Sanders struggles to unite his ‘political revolution’ behind Clinton
Party disunity overshadows Democratic convention as Bernie fans boo their own man
Vermont Senator and former Democratic presidential candidate Bernie Sanders addresses the Democratic National Convention in Philadelphia. Photograph: Saul Loeb/AFP/Getty Images
“There was proven collusion right from the get-go,” she continued. “We were told that we were paranoid, we were conspiracy theorists, we should be wearing tin-foil hats. Everything that we said was verified and validated.”
Democratic Party emails, posted by Wikileaks last Friday, confirmed everything they suspected during a brutal primary between Clinton (68), the former US secretary of state, and Sanders (74), the Vermont socialist senator: namely, that the party stacked the race against Sanders.
Petrucci and fellow Michiganders Al Benchich and Aleesha Fagan were among the angriest state delegations on Monday, booing and giving a thumbs-down at every mention of Clinton’s name at the Democratic national convention in south Philadelphia.
Michigan, as it happens, was Sanders’s most surprising state win.
Invalidate primaryDonald Trump
“It was not a fair election and we should redo it,” said Fagan, holding a “Bernie for President” campaign poster. Her friends are holding up doctored Clinton “Love Trumps Hate” posters that now read: “Bernie’s Love Trumps Hate” and “Bernie Trumps Trump”.
The Democratic convention was intended to unify the party, In the first two days, however, Sanders has struggled to prevent a split emerging not just within the party, but within his own “political revolution”.

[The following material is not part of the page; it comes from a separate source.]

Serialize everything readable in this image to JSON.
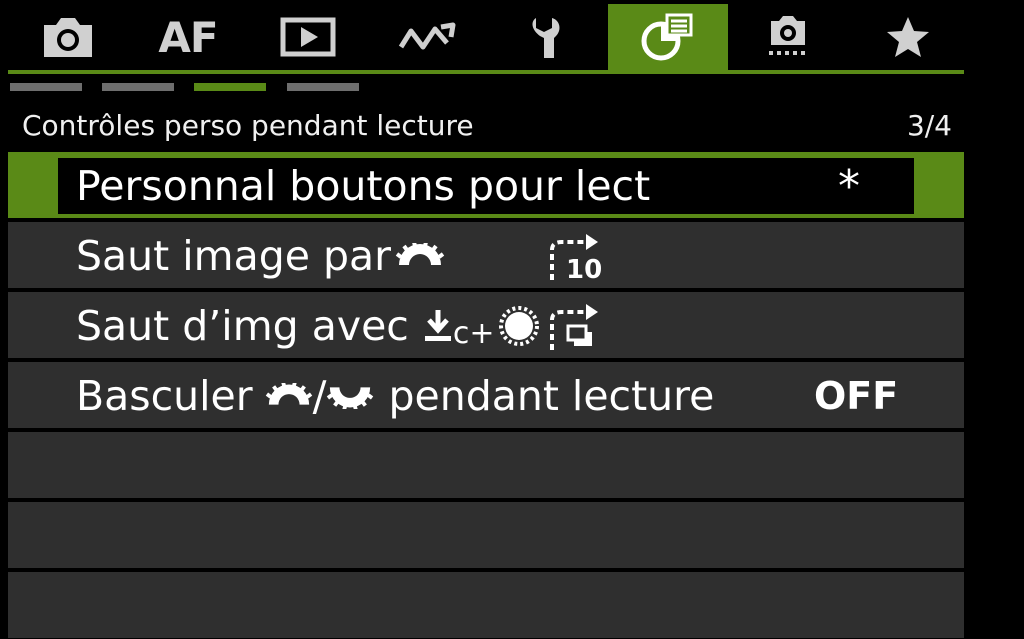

Reflecting the tensions within the party and Clinton’s unpopularity, there appears to have been more protesters in Philadelphia this week than at the Republican convention in Cleveland last week, though this may be an uneven comparison: many establishment Republicans did not bother attending Trump’s convention.
Sanders’s own supporters booed him when he mentioned Clinton’s name in Monday night’s closing speech. The Vermont senator’s address was intended to coalesce support behind the presumptive Democratic nominee ahead of her being officially named the party’s standard-bearer in the November 8th election against Donald Trump last night.
“Any objective observer will conclude that, based on her ideas and her leadership, Hillary Clinton must become the next presidendt of the United States, ” he said.
Unite supportElizabeth WarrenMichelle Obama
Obama did so most effectively with a personal, deeply affecting “think of the children” speech that brought down the house and will be long remembered.
Sanders’s task was different: convincing his base to pivot right to Clinton.
“It is no secret that Hillary Clinton and I disagree on a number of issues. That’s what this campaign has been about. That’s what democracy is about,” said Sanders, offering the compromises reached at the party’s policy platform as an olive branch to supporters.
He pointed to the party’s stance now on breaking up major Wall Street institutions, passing a new law to separate high-street banks from investment banks, and opposition to “job-killing” free trade agreements such as the Trans-Pacific Agreement.
Direct hitSarah Silverman
“To the ‘Bernie or Bust’ people, you’re being ridiculous!” she said in an unscripted line, setting off more “Bernie!” chants and “Hillary!” counter- chants echoing around the hall.
For Sanders supporters, to shift from a candidate who appeared ideologically pure, who repeatedly highlighted his erstwhile bitter rival’s ties to big corporations and Wall Street, and who persistently questioned her liberal bona fides, is hard to stomach.
He was booed by his own supporters again yesterday at a breakfast meeting of Californian Democrats when he called on them to beat Trump by voting for Clinton.
“It’s easy to boo,” he responded, trying to be heard over the noise, “but it is harder to look your kids in the face who would be living under a Donald Trump presidency.”
On the convention floor, Bernie supporter Emily Adams (51), from Ithaca, New York, said she has not yet decided if she will vote for Clinton in November. She said she may not even need to because New York is a blue state.
“I don’t think there is party unity yet,” Adams said. “There maybe could be, but it would depend on whether we, on the Bernie side, see some genuine outreach to our supporters and to our causes and beliefs.”